That was the message from a two-day event to look at some of the key questions to help society prepare for an explosion of big data and artificial intelligence (AI).
It came just over a month since the Cambridge Analytica and Facebook data scandal first hit the headlines, propelling some of the controversies surrounding the issue of big data to the forefront of the public’s minds.
Researchers from across Europe gathered for talks, organised by professors from Coventry University and Brunel Business School, to kick-start ideas for a new research project relating to these contentious topics.
The gathering was to map out how AI and big data will change society and people’s lives the most over the next decade and what research will best equip people and organisations to cope.
Debates explored topics such as: how the gig economy might spread to new sectors; how unevenly distributed leisure time might be polarising those out of work and those in work as a result of jobs being automated; and how algorithms are recommending what you should buy and even how you might think and perceive events, relationships and other people.

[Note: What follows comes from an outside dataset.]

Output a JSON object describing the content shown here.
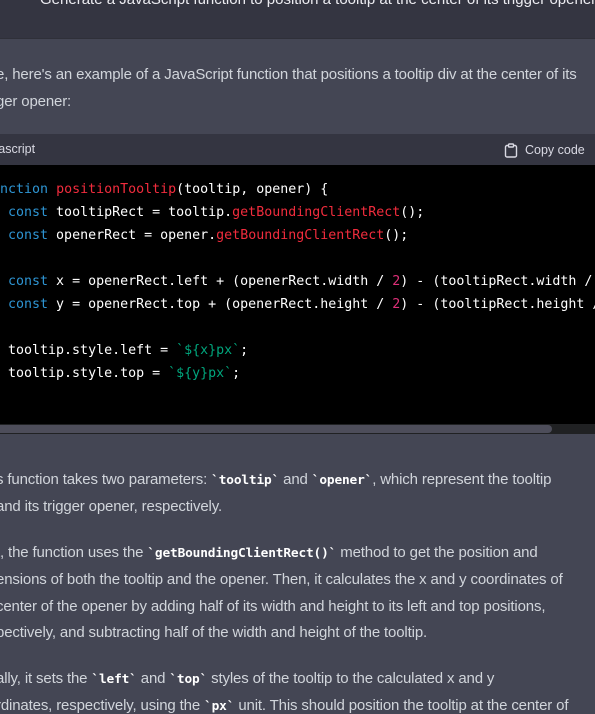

The talks, hosted by Brunel Business School, identified four different areas of AI and big data for research to focus on: how ideologies becomes built into AI’s algorithms; the economic and social value of AI and big data to organisations; trust within AI and human trust of the results generated by technology; and the consequences of AI and big data on society and individuals.